As evidenced in the scorecard included in the UNAIDS report, most countries are falling way behind the World Health Organization (WHO) guidelines for service integration, meaning that patients are forced to visit different facilities and risk only being treated for one disease or the other. In fact, the highest ranking in this scorecard, indicates only a minimum of 50% coverage – if only half of the people in a country who are infected with both HIV and TB are receiving treatment for both diseases, that is a colossal failure, not reason for celebration.

So why is the shortfall so enormous? The WHO recommendations outlining a streamlined, fully integrated approach to treating TB and HIV together were first published in 2004, and yet, as explained in a recent report by ACTION, “WHO recommendations on TB-HIV collaborative activities have not been embraced equally across donors and implementing countries, and […] those interventions are under-resourced and under-prioritized, especially by HIV programs.”

While HIV-focused health facilities and programs cannot shoulder all of the blame for this gap, it would appear that there is a lack of urgency and ambition to address HIV co-infections that is coming right from the proverbial top. The world looks to UNAIDS for guidance, support, and yes, ambition, in how we’re going to end AIDS once and for all, and ignoring the important role that fatal co-infections play when setting long-term goals, is nothing but short-sighted.

As Canadians, we also look to our government for similar guidance, support, and ambition in the mechanisms that we fund, the policies that we implement, and the diversity of our approach. Canada continues to be one of the largest donors to The Global Fund to Fight AIDS, TB and Malaria, but there is no such thing as a one-stop-shop when we’re trying to eradicate a disease. We cannot put all of our money in one single place, tie the purse strings shut, and just hope for the best.
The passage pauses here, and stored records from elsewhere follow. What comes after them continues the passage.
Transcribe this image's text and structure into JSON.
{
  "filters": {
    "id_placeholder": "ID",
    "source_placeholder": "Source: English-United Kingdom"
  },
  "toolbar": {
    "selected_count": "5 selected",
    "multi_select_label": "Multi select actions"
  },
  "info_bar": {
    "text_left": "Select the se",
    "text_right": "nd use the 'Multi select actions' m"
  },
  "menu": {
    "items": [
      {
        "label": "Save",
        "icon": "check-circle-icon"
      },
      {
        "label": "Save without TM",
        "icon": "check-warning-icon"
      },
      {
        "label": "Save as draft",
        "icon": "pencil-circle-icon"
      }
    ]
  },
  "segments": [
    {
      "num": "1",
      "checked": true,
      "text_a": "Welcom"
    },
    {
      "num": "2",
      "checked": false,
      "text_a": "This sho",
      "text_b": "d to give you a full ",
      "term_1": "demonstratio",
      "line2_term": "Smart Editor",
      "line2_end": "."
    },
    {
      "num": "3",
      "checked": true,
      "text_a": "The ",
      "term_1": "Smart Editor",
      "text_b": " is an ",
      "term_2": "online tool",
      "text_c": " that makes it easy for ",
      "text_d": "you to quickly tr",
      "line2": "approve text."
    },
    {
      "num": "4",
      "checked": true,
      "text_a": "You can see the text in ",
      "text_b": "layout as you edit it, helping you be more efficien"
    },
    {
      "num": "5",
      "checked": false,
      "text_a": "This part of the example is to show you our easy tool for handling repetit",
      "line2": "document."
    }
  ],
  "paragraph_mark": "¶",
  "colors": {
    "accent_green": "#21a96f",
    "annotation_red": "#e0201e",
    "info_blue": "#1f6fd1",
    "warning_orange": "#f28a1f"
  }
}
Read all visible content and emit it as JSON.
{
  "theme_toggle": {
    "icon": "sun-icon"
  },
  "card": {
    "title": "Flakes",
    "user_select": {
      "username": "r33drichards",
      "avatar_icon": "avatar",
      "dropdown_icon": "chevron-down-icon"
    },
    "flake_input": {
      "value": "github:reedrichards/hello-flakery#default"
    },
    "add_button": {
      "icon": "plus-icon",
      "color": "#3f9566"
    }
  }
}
Canada has a proud history of supporting innovation through initiatives like TB REACH, a project of the Stop TB Partnership that exists to fund and promote new ideas, new methods, new ways of combatting TB, and bridging the divide between TB and HIV service delivery in high burden areas. TB REACH grantees often build upon existing successful models of HIV healthcare, to integrate TB testing and treatment alongside HIV to battle co-infection on the ground.

There is absolutely no way that we can ‘Close the Gap’ by being complacent in setting our targets. We must ask ourselves, when it comes to ending the AIDS epidemic, what does success look like? Does it mean putting the blinders on and telling ourselves that the status quo is still good enough? Or do we want to aim a bit higher, try something new, and risk failure in the pursuit of accomplishment? When lives are at stake, complacency is never good enough.


This blog is part of a World AIDS Day series produced by the Interagency Coalition on AIDS and Development (ICAD) in recognition of World AIDS Day (Dec 1). The series runs from Dec. 1-7, 2014 and will feature a selection of blogs written by our member and partner organizations. Each article will delve into a specific issue, highlight different challenges and offer diverse perspectives and insight on what must be done to Close the Gap. Disclaimer: The views and opinions expressed in this blog series are those of the authors and do not necessarily reflect those of ICAD.